**Task**. Each entry needs to be reproduced exactly, with none left out.

**Entries taken from a collection**.

□ □ □ □ □

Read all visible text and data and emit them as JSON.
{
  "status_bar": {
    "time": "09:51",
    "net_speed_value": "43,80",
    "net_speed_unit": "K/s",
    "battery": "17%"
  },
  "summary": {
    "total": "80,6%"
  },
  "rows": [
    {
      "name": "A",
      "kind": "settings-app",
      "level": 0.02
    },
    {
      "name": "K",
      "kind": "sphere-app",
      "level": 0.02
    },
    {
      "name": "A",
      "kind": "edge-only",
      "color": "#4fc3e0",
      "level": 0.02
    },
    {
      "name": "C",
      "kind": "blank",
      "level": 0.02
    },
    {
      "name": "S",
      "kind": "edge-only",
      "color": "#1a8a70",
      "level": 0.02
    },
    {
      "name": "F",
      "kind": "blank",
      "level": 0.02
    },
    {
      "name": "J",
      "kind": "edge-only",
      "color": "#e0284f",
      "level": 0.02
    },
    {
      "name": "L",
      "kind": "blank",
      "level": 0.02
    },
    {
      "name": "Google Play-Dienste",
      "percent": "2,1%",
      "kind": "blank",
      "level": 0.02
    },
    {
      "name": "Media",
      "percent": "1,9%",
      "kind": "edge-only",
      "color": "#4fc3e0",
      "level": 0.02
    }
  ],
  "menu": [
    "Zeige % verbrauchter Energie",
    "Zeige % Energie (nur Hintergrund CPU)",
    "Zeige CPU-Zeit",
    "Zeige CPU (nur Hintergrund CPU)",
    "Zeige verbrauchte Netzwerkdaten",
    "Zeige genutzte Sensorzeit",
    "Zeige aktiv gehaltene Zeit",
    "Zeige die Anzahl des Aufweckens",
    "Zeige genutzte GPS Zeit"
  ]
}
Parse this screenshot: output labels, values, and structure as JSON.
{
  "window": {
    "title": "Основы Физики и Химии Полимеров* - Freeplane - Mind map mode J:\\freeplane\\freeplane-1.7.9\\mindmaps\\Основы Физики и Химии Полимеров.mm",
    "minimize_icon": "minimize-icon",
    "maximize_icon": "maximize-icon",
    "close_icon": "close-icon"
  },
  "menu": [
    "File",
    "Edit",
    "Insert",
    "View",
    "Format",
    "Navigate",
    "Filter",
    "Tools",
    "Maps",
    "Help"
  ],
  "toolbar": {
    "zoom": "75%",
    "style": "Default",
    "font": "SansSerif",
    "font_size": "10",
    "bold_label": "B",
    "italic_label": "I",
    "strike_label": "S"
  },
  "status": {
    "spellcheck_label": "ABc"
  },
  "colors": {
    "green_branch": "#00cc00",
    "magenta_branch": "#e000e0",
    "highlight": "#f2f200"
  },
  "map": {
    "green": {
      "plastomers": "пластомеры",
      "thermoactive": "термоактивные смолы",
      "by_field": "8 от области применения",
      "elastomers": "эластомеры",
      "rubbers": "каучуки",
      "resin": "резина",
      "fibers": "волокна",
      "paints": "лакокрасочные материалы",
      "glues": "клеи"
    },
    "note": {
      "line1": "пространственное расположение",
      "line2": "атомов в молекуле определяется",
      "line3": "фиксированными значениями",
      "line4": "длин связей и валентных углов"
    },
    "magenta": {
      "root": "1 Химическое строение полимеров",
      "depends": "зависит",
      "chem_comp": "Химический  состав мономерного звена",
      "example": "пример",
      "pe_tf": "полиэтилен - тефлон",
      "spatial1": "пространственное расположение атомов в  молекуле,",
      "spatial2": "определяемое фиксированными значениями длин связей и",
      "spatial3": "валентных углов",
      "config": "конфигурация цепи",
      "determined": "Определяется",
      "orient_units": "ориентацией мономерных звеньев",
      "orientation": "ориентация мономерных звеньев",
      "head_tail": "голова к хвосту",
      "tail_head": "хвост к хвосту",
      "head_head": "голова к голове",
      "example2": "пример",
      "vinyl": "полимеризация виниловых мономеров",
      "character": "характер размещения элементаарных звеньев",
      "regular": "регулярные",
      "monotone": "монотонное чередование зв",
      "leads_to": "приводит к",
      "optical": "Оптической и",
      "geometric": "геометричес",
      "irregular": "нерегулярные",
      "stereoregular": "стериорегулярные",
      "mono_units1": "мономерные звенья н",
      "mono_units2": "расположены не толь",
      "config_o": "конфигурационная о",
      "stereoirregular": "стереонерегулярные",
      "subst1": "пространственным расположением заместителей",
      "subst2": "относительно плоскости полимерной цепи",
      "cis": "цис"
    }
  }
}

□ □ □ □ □

**Written solution**.
Read all visible text and data and emit them as JSON.
{
  "status_bar": {
    "time": "09:51",
    "net_speed_value": "43,80",
    "net_speed_unit": "K/s",
    "battery": "17%"
  },
  "summary": {
    "total": "80,6%"
  },
  "rows": [
    {
      "name": "A",
      "kind": "settings-app",
      "level": 0.02
    },
    {
      "name": "K",
      "kind": "sphere-app",
      "level": 0.02
    },
    {
      "name": "A",
      "kind": "edge-only",
      "color": "#4fc3e0",
      "level": 0.02
    },
    {
      "name": "C",
      "kind": "blank",
      "level": 0.02
    },
    {
      "name": "S",
      "kind": "edge-only",
      "color": "#1a8a70",
      "level": 0.02
    },
    {
      "name": "F",
      "kind": "blank",
      "level": 0.02
    },
    {
      "name": "J",
      "kind": "edge-only",
      "color": "#e0284f",
      "level": 0.02
    },
    {
      "name": "L",
      "kind": "blank",
      "level": 0.02
    },
    {
      "name": "Google Play-Dienste",
      "percent": "2,1%",
      "kind": "blank",
      "level": 0.02
    },
    {
      "name": "Media",
      "percent": "1,9%",
      "kind": "edge-only",
      "color": "#4fc3e0",
      "level": 0.02
    }
  ],
  "menu": [
    "Zeige % verbrauchter Energie",
    "Zeige % Energie (nur Hintergrund CPU)",
    "Zeige CPU-Zeit",
    "Zeige CPU (nur Hintergrund CPU)",
    "Zeige verbrauchte Netzwerkdaten",
    "Zeige genutzte Sensorzeit",
    "Zeige aktiv gehaltene Zeit",
    "Zeige die Anzahl des Aufweckens",
    "Zeige genutzte GPS Zeit"
  ]
}
Parse this screenshot: output labels, values, and structure as JSON.
{
  "window": {
    "title": "Основы Физики и Химии Полимеров* - Freeplane - Mind map mode J:\\freeplane\\freeplane-1.7.9\\mindmaps\\Основы Физики и Химии Полимеров.mm",
    "minimize_icon": "minimize-icon",
    "maximize_icon": "maximize-icon",
    "close_icon": "close-icon"
  },
  "menu": [
    "File",
    "Edit",
    "Insert",
    "View",
    "Format",
    "Navigate",
    "Filter",
    "Tools",
    "Maps",
    "Help"
  ],
  "toolbar": {
    "zoom": "75%",
    "style": "Default",
    "font": "SansSerif",
    "font_size": "10",
    "bold_label": "B",
    "italic_label": "I",
    "strike_label": "S"
  },
  "status": {
    "spellcheck_label": "ABc"
  },
  "colors": {
    "green_branch": "#00cc00",
    "magenta_branch": "#e000e0",
    "highlight": "#f2f200"
  },
  "map": {
    "green": {
      "plastomers": "пластомеры",
      "thermoactive": "термоактивные смолы",
      "by_field": "8 от области применения",
      "elastomers": "эластомеры",
      "rubbers": "каучуки",
      "resin": "резина",
      "fibers": "волокна",
      "paints": "лакокрасочные материалы",
      "glues": "клеи"
    },
    "note": {
      "line1": "пространственное расположение",
      "line2": "атомов в молекуле определяется",
      "line3": "фиксированными значениями",
      "line4": "длин связей и валентных углов"
    },
    "magenta": {
      "root": "1 Химическое строение полимеров",
      "depends": "зависит",
      "chem_comp": "Химический  состав мономерного звена",
      "example": "пример",
      "pe_tf": "полиэтилен - тефлон",
      "spatial1": "пространственное расположение атомов в  молекуле,",
      "spatial2": "определяемое фиксированными значениями длин связей и",
      "spatial3": "валентных углов",
      "config": "конфигурация цепи",
      "determined": "Определяется",
      "orient_units": "ориентацией мономерных звеньев",
      "orientation": "ориентация мономерных звеньев",
      "head_tail": "голова к хвосту",
      "tail_head": "хвост к хвосту",
      "head_head": "голова к голове",
      "example2": "пример",
      "vinyl": "полимеризация виниловых мономеров",
      "character": "характер размещения элементаарных звеньев",
      "regular": "регулярные",
      "monotone": "монотонное чередование зв",
      "leads_to": "приводит к",
      "optical": "Оптической и",
      "geometric": "геометричес",
      "irregular": "нерегулярные",
      "stereoregular": "стериорегулярные",
      "mono_units1": "мономерные звенья н",
      "mono_units2": "расположены не толь",
      "config_o": "конфигурационная о",
      "stereoirregular": "стереонерегулярные",
      "subst1": "пространственным расположением заместителей",
      "subst2": "относительно плоскости полимерной цепи",
      "cis": "цис"
    }
  }
}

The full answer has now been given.